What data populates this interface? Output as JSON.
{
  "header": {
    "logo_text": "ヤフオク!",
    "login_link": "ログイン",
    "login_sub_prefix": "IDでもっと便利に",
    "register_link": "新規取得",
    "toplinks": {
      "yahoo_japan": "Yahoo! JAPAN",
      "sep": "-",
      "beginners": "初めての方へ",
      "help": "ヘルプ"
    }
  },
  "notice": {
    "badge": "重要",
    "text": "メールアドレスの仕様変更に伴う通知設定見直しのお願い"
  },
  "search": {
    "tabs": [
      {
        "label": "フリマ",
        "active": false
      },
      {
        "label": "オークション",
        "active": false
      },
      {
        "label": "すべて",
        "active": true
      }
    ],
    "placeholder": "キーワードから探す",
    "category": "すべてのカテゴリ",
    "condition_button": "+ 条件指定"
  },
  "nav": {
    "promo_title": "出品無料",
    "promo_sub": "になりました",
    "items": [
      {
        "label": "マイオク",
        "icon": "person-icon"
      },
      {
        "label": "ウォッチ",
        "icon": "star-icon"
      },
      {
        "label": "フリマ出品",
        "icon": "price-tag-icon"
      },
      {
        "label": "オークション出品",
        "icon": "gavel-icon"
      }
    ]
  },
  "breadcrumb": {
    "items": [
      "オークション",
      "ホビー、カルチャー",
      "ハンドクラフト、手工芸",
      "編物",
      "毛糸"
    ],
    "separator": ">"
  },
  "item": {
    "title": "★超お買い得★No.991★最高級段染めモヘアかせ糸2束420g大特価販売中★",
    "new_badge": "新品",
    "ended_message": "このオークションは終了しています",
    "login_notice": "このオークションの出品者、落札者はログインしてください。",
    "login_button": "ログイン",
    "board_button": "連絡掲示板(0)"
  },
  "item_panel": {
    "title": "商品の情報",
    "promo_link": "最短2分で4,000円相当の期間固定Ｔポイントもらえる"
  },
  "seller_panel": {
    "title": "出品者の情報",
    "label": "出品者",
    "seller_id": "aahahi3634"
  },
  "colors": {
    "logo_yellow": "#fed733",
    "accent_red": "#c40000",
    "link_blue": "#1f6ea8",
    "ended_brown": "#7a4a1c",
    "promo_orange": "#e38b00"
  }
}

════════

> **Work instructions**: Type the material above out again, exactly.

> **Solution**:
What data populates this interface? Output as JSON.
{
  "header": {
    "logo_text": "ヤフオク!",
    "login_link": "ログイン",
    "login_sub_prefix": "IDでもっと便利に",
    "register_link": "新規取得",
    "toplinks": {
      "yahoo_japan": "Yahoo! JAPAN",
      "sep": "-",
      "beginners": "初めての方へ",
      "help": "ヘルプ"
    }
  },
  "notice": {
    "badge": "重要",
    "text": "メールアドレスの仕様変更に伴う通知設定見直しのお願い"
  },
  "search": {
    "tabs": [
      {
        "label": "フリマ",
        "active": false
      },
      {
        "label": "オークション",
        "active": false
      },
      {
        "label": "すべて",
        "active": true
      }
    ],
    "placeholder": "キーワードから探す",
    "category": "すべてのカテゴリ",
    "condition_button": "+ 条件指定"
  },
  "nav": {
    "promo_title": "出品無料",
    "promo_sub": "になりました",
    "items": [
      {
        "label": "マイオク",
        "icon": "person-icon"
      },
      {
        "label": "ウォッチ",
        "icon": "star-icon"
      },
      {
        "label": "フリマ出品",
        "icon": "price-tag-icon"
      },
      {
        "label": "オークション出品",
        "icon": "gavel-icon"
      }
    ]
  },
  "breadcrumb": {
    "items": [
      "オークション",
      "ホビー、カルチャー",
      "ハンドクラフト、手工芸",
      "編物",
      "毛糸"
    ],
    "separator": ">"
  },
  "item": {
    "title": "★超お買い得★No.991★最高級段染めモヘアかせ糸2束420g大特価販売中★",
    "new_badge": "新品",
    "ended_message": "このオークションは終了しています",
    "login_notice": "このオークションの出品者、落札者はログインしてください。",
    "login_button": "ログイン",
    "board_button": "連絡掲示板(0)"
  },
  "item_panel": {
    "title": "商品の情報",
    "promo_link": "最短2分で4,000円相当の期間固定Ｔポイントもらえる"
  },
  "seller_panel": {
    "title": "出品者の情報",
    "label": "出品者",
    "seller_id": "aahahi3634"
  },
  "colors": {
    "logo_yellow": "#fed733",
    "accent_red": "#c40000",
    "link_blue": "#1f6ea8",
    "ended_brown": "#7a4a1c",
    "promo_orange": "#e38b00"
  }
}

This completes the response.